Supporting various causes in the community can also be done effectively through social media. Showcasing students and teams volunteering at local food banks, spending time with local elementary school children, or banding together to support distressed area residents are all great ways to bridge the gap between school and community. Garvis detailed his own experience, along with the massive social media response that accompanied it.

“This year, we played a football game against a school that had a young lady pass away from cancer, so we tweeted out that all of our kids were going to wear yellow that night and that was huge for us,” he said. “We got retweets from all over the place.”


Lastly, activities directors can use social media to supplement their budgets through business partnerships and fundraising campaigns. When searching for prospective partners, local business entities present obvious targets.

“We do (a social media promotion) with an establishment in town that gives 10 percent of postgame sales back to us,” said Bissen of one football-season partnership. “And then recently, we had 19 different bands here on a Saturday and we partnered with another establishment that donated 10 percent (of all-day sales) back to us.”

With Glenwood’s proximity to much larger cities in Council Bluffs and Omaha, Nebraska, that often take business away from local eateries, there are clear mutual benefits to Bissen’s partnerships that strengthen relationships of goodwill.

“We’re 20 minutes from the big cities, so there’s a Buffalo Wild Wings just 15 minutes away that people can go to instead,” he said. “Through these partnerships, we fight that and try to keep money in town.”

In addition, business logos can be integrated into Box Out Sports templates as a viable method of advertising sponsors.

An example of a successful fundraiser is the Cardinals Forever Fundraising Campaign, an initiative Garvis ran as athletic director at Newton High School (NHS). In lieu of approaching local businesses that may see numerous teams from different schools, Garvis focused his campaign on accruing funds from an outside source – NHS’ alumni base.

He began by inviting the members of a former football state championship team to return to campus and be recognized at an upcoming game, and then covered the commemoration heavily on social media.
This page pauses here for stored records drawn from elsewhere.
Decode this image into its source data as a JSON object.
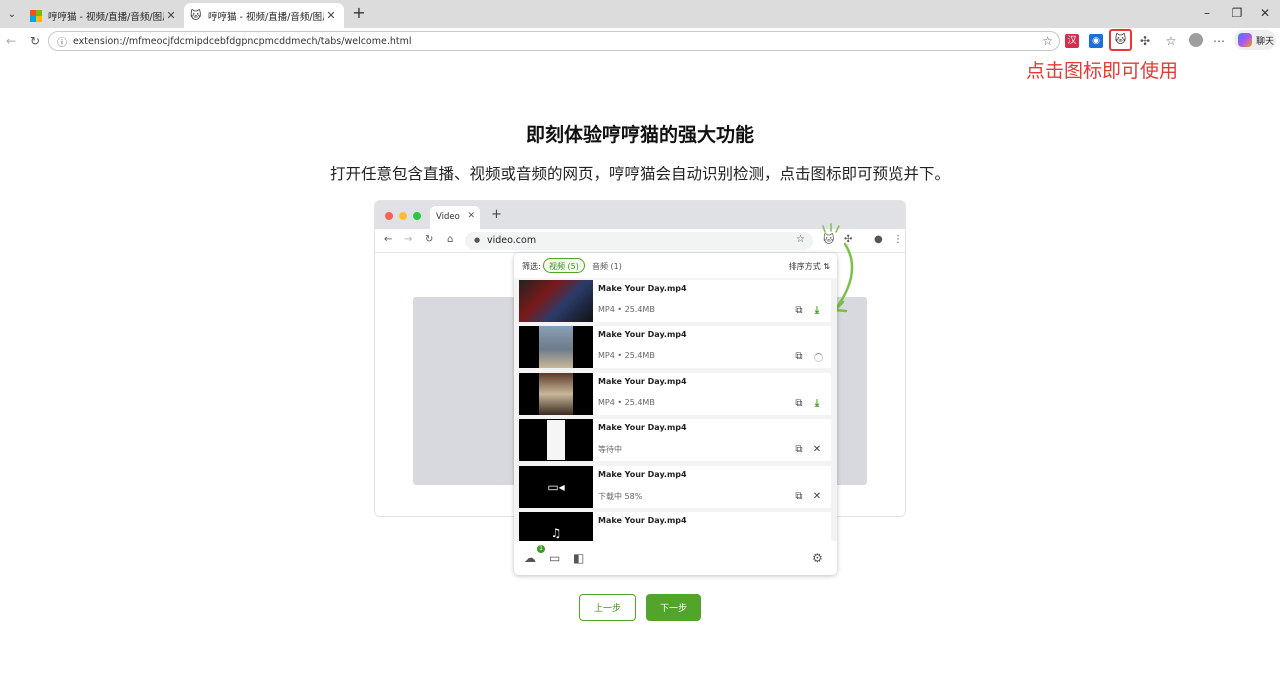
{
  "browser": {
    "tabs": [
      {
        "title": "哼哼猫 - 视频/直播/音频/图片下载",
        "active": false
      },
      {
        "title": "哼哼猫 - 视频/直播/音频/图片下载",
        "active": true
      }
    ],
    "url": "extension://mfmeocjfdcmipdcebfdgpncpmcddmech/tabs/welcome.html",
    "copilot_label": "聊天"
  },
  "hint": "点击图标即可使用",
  "main": {
    "title": "即刻体验哼哼猫的强大功能",
    "subtitle": "打开任意包含直播、视频或音频的网页，哼哼猫会自动识别检测，点击图标即可预览并下。"
  },
  "mock_browser": {
    "tab_title": "Video",
    "url": "video.com"
  },
  "popup": {
    "filter_label": "筛选:",
    "chip_video": "视频 (5)",
    "chip_audio": "音频 (1)",
    "sort_label": "排序方式",
    "items": [
      {
        "name": "Make Your Day.mp4",
        "meta": "MP4 • 25.4MB",
        "state": "download"
      },
      {
        "name": "Make Your Day.mp4",
        "meta": "MP4 • 25.4MB",
        "state": "loading"
      },
      {
        "name": "Make Your Day.mp4",
        "meta": "MP4 • 25.4MB",
        "state": "download"
      },
      {
        "name": "Make Your Day.mp4",
        "meta": "等待中",
        "state": "waiting"
      },
      {
        "name": "Make Your Day.mp4",
        "meta": "下载中  58%",
        "state": "downloading"
      },
      {
        "name": "Make Your Day.mp4",
        "meta": "",
        "state": "partial"
      }
    ],
    "badge_count": "1"
  },
  "buttons": {
    "prev": "上一步",
    "next": "下一步"
  },
  "colors": {
    "accent_green": "#52a42a",
    "hint_red": "#e53935"
  }
}
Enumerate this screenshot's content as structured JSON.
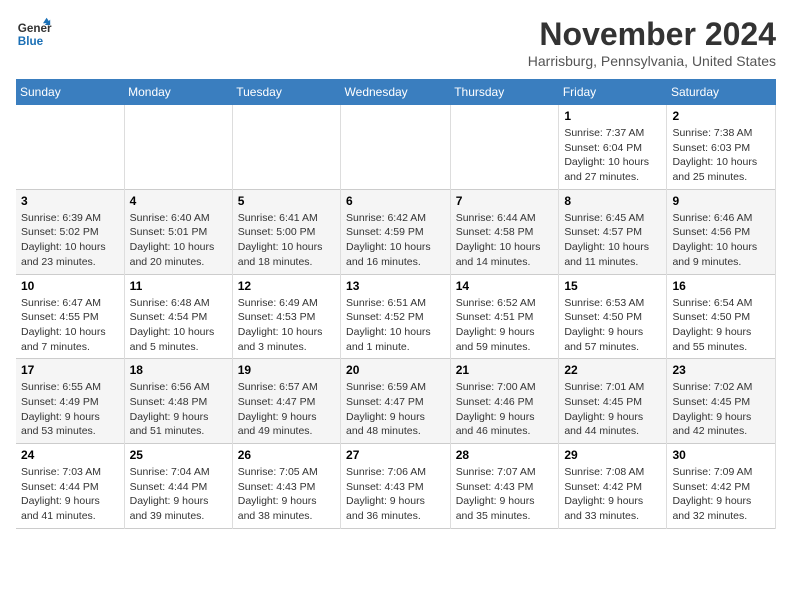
{
  "logo": {
    "line1": "General",
    "line2": "Blue"
  },
  "title": "November 2024",
  "location": "Harrisburg, Pennsylvania, United States",
  "days_of_week": [
    "Sunday",
    "Monday",
    "Tuesday",
    "Wednesday",
    "Thursday",
    "Friday",
    "Saturday"
  ],
  "weeks": [
    [
      {
        "day": "",
        "info": ""
      },
      {
        "day": "",
        "info": ""
      },
      {
        "day": "",
        "info": ""
      },
      {
        "day": "",
        "info": ""
      },
      {
        "day": "",
        "info": ""
      },
      {
        "day": "1",
        "info": "Sunrise: 7:37 AM\nSunset: 6:04 PM\nDaylight: 10 hours and 27 minutes."
      },
      {
        "day": "2",
        "info": "Sunrise: 7:38 AM\nSunset: 6:03 PM\nDaylight: 10 hours and 25 minutes."
      }
    ],
    [
      {
        "day": "3",
        "info": "Sunrise: 6:39 AM\nSunset: 5:02 PM\nDaylight: 10 hours and 23 minutes."
      },
      {
        "day": "4",
        "info": "Sunrise: 6:40 AM\nSunset: 5:01 PM\nDaylight: 10 hours and 20 minutes."
      },
      {
        "day": "5",
        "info": "Sunrise: 6:41 AM\nSunset: 5:00 PM\nDaylight: 10 hours and 18 minutes."
      },
      {
        "day": "6",
        "info": "Sunrise: 6:42 AM\nSunset: 4:59 PM\nDaylight: 10 hours and 16 minutes."
      },
      {
        "day": "7",
        "info": "Sunrise: 6:44 AM\nSunset: 4:58 PM\nDaylight: 10 hours and 14 minutes."
      },
      {
        "day": "8",
        "info": "Sunrise: 6:45 AM\nSunset: 4:57 PM\nDaylight: 10 hours and 11 minutes."
      },
      {
        "day": "9",
        "info": "Sunrise: 6:46 AM\nSunset: 4:56 PM\nDaylight: 10 hours and 9 minutes."
      }
    ],
    [
      {
        "day": "10",
        "info": "Sunrise: 6:47 AM\nSunset: 4:55 PM\nDaylight: 10 hours and 7 minutes."
      },
      {
        "day": "11",
        "info": "Sunrise: 6:48 AM\nSunset: 4:54 PM\nDaylight: 10 hours and 5 minutes."
      },
      {
        "day": "12",
        "info": "Sunrise: 6:49 AM\nSunset: 4:53 PM\nDaylight: 10 hours and 3 minutes."
      },
      {
        "day": "13",
        "info": "Sunrise: 6:51 AM\nSunset: 4:52 PM\nDaylight: 10 hours and 1 minute."
      },
      {
        "day": "14",
        "info": "Sunrise: 6:52 AM\nSunset: 4:51 PM\nDaylight: 9 hours and 59 minutes."
      },
      {
        "day": "15",
        "info": "Sunrise: 6:53 AM\nSunset: 4:50 PM\nDaylight: 9 hours and 57 minutes."
      },
      {
        "day": "16",
        "info": "Sunrise: 6:54 AM\nSunset: 4:50 PM\nDaylight: 9 hours and 55 minutes."
      }
    ],
    [
      {
        "day": "17",
        "info": "Sunrise: 6:55 AM\nSunset: 4:49 PM\nDaylight: 9 hours and 53 minutes."
      },
      {
        "day": "18",
        "info": "Sunrise: 6:56 AM\nSunset: 4:48 PM\nDaylight: 9 hours and 51 minutes."
      },
      {
        "day": "19",
        "info": "Sunrise: 6:57 AM\nSunset: 4:47 PM\nDaylight: 9 hours and 49 minutes."
      },
      {
        "day": "20",
        "info": "Sunrise: 6:59 AM\nSunset: 4:47 PM\nDaylight: 9 hours and 48 minutes."
      },
      {
        "day": "21",
        "info": "Sunrise: 7:00 AM\nSunset: 4:46 PM\nDaylight: 9 hours and 46 minutes."
      },
      {
        "day": "22",
        "info": "Sunrise: 7:01 AM\nSunset: 4:45 PM\nDaylight: 9 hours and 44 minutes."
      },
      {
        "day": "23",
        "info": "Sunrise: 7:02 AM\nSunset: 4:45 PM\nDaylight: 9 hours and 42 minutes."
      }
    ],
    [
      {
        "day": "24",
        "info": "Sunrise: 7:03 AM\nSunset: 4:44 PM\nDaylight: 9 hours and 41 minutes."
      },
      {
        "day": "25",
        "info": "Sunrise: 7:04 AM\nSunset: 4:44 PM\nDaylight: 9 hours and 39 minutes."
      },
      {
        "day": "26",
        "info": "Sunrise: 7:05 AM\nSunset: 4:43 PM\nDaylight: 9 hours and 38 minutes."
      },
      {
        "day": "27",
        "info": "Sunrise: 7:06 AM\nSunset: 4:43 PM\nDaylight: 9 hours and 36 minutes."
      },
      {
        "day": "28",
        "info": "Sunrise: 7:07 AM\nSunset: 4:43 PM\nDaylight: 9 hours and 35 minutes."
      },
      {
        "day": "29",
        "info": "Sunrise: 7:08 AM\nSunset: 4:42 PM\nDaylight: 9 hours and 33 minutes."
      },
      {
        "day": "30",
        "info": "Sunrise: 7:09 AM\nSunset: 4:42 PM\nDaylight: 9 hours and 32 minutes."
      }
    ]
  ]
}
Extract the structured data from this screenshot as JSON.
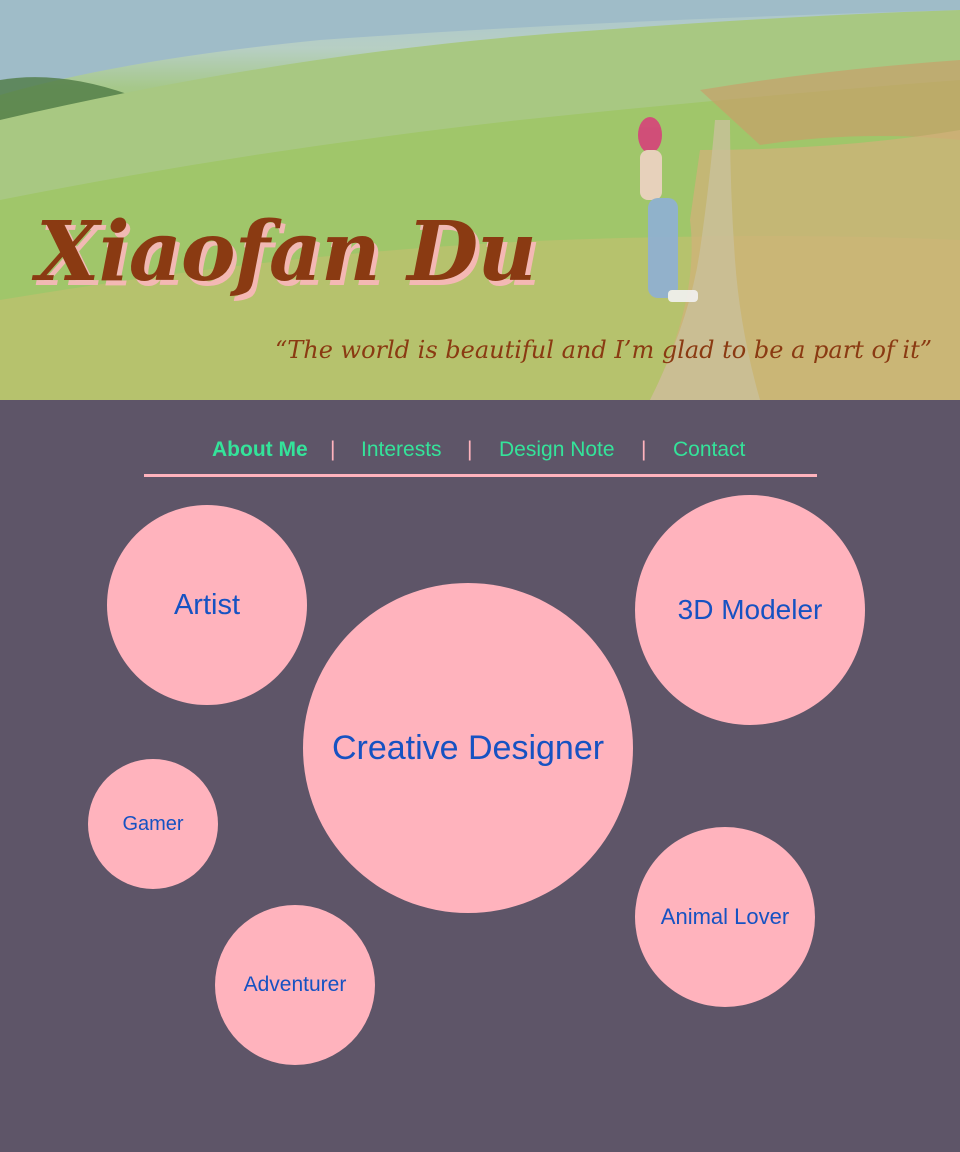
{
  "header": {
    "title": "Xiaofan Du",
    "quote": "“The world is beautiful and I’m glad to be a part of it”"
  },
  "nav": {
    "items": [
      {
        "label": "About Me",
        "active": true
      },
      {
        "label": "Interests",
        "active": false
      },
      {
        "label": "Design Note",
        "active": false
      },
      {
        "label": "Contact",
        "active": false
      }
    ],
    "separator": "|"
  },
  "bubbles": {
    "artist": "Artist",
    "creative_designer": "Creative Designer",
    "modeler": "3D Modeler",
    "gamer": "Gamer",
    "animal_lover": "Animal Lover",
    "adventurer": "Adventurer"
  },
  "colors": {
    "background": "#5e5568",
    "bubble": "#ffb3bd",
    "bubble_text": "#1652c2",
    "nav_text": "#34e39a",
    "title_text": "#8a3a12"
  }
}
After hosting several similar events and promoting them on Newton’s accounts, Garvis reaped a variety of benefits for his department.

“That was just something similar to what a lot of colleges do – reaching out and developing relationships with alumni,” he said. “There are so many people out there that have such a love and affinity for their school that we, as athletic directors, need to tap into that. It doesn’t always mean money, but it could lead to a former student-athlete coming back to coach or a non-athletics donation. We had one donation to our robotics team.”

An estimated 79 percent of Americans (223 million) currently own at least one social media profile, and anyone with a mobile device can share the action at high school events however they choose. With that in mind, perhaps the most impactful statement for indecisive administrators can be found in the subtitle of Bissen and Garvis’ showcase: “tell your story, or someone else will!”